talk about the fact that this clomid biz is totally messing with me. I should tell you (whomever *you* may be) that I cannot wait to take my last clomid tomorrow and be DONE. I am really hoping this is my last (and only) round.
But instead, I’d like to vent on a totally different, unrelated topic.
In the secular world, relativism abounds. Truly intelligent, open-minded people (in the secular world) embrace this relativism and are praised for their open-mindedness and tolerance. But when these people say open-minded and tolerant the definition they use generally requires one to be accepting of all things and dismissive of none. Or, even more specifically, if you are in disagreement with your friend, for example, you are not open-minded OR tolerant – and are therefore narrowminded and irrational.

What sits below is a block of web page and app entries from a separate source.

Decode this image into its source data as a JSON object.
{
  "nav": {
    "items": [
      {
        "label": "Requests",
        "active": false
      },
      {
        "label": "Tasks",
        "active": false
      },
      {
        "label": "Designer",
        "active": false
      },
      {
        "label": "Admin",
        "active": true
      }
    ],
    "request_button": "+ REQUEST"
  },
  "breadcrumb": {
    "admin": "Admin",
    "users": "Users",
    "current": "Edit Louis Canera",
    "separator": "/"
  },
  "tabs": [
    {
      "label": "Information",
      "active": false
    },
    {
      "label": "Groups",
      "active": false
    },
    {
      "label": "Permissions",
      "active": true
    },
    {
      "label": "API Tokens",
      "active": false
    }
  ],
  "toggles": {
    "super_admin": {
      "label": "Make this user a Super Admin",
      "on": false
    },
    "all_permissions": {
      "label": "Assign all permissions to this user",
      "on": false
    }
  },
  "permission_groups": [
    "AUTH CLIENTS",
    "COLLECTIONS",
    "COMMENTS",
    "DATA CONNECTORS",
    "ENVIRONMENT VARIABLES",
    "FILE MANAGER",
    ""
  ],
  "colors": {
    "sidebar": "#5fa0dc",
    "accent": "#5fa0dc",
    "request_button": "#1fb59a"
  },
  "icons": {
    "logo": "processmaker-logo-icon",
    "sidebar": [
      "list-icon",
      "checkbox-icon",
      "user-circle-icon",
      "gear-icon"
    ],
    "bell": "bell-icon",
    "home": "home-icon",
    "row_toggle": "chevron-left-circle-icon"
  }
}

I prefer to think of open-mindedness to mean that I am able and willing to hear all sides of an argument or a story and then draw from these arguments and stories a reasonable and rational conclusion. I think of tolerance as not condoning all behaviors, but rather loving people regardless of their behaviors.
I also have a difficult time with happiness in this world. I realize that’s why the question of happiness vs. joy was so much on my heart for so long.

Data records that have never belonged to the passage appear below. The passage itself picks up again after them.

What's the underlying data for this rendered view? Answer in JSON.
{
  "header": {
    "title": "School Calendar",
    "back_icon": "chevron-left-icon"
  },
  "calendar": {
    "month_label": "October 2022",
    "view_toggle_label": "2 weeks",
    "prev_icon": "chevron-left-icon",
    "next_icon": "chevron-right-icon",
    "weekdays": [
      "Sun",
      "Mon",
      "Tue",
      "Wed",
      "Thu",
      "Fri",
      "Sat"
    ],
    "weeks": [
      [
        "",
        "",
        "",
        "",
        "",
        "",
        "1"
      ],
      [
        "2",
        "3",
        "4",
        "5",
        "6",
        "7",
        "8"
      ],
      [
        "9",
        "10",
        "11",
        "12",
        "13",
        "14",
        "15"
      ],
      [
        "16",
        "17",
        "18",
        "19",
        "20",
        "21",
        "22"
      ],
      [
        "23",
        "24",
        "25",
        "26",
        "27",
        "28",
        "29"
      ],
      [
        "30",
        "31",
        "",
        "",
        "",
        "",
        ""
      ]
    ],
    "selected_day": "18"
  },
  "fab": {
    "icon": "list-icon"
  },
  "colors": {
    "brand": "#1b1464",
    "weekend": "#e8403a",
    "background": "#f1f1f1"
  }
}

I asked a lot of people to explain the difference between happiness and joy. It wasn’t the definition that differentiated groups of people – it was their relationship with happiness and joy that made each group so vastly different.
One group pursued the ideal of happiness with reckless abandon. Whatever it takes for you to be personally happy, that is what you should pursue. At all costs. If you lose your marriage – screw it – you’re happy, right? If you lose your health to drinking, drugs, or smoking – who cares – you’ll die happy, right? For this group of people, it didn’t matter who or what they stepped over – large or small – as long as the endgame of happiness was attained. Happiness for this group was a consumable. We have happiness tanks, they reasoned, when they are low, figure out what will fill it back up. And maybe this group doesn’t recklessly pursue happiness exactly how I outlined it above, but when faced with a decision where one side benefits themselves and the other benefits someone else, they will usually choose themselves. Even in subtle decisions about movies, dinner, drinks, etc. Watch your friends and tell me this isn’t true.

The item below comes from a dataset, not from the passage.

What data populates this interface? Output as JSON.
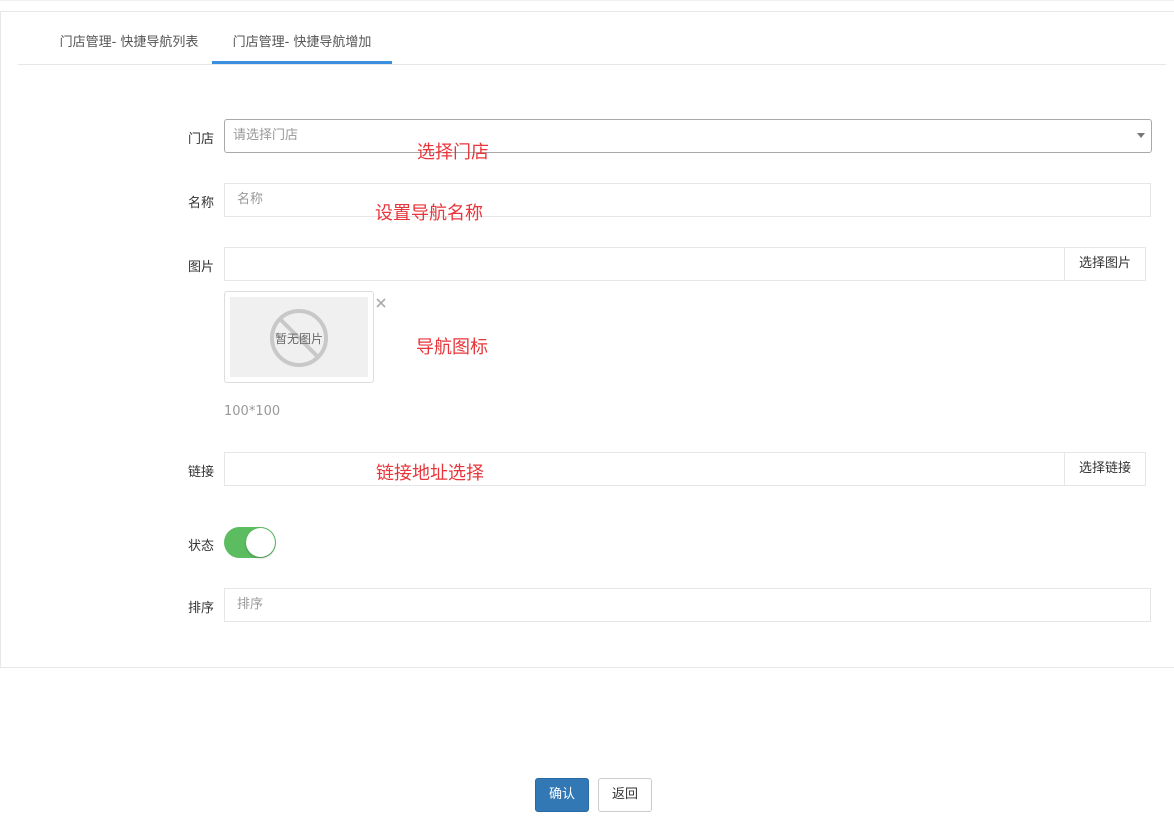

And then there was this other group. Men and women alike. And if you were to look at this group, you would see a marked difference in their faces and countenances compared to the first group. This second group replied that joy was something that you have in all situations – good, bad, indifferent. They find joy within themselves. Do they sometimes make bad decisions? Are they sometimes unhappy? Sure. And I wonder – where does this group’s joy come from? What about group one makes them pursue happiness at all costs while the second group lives joyfully?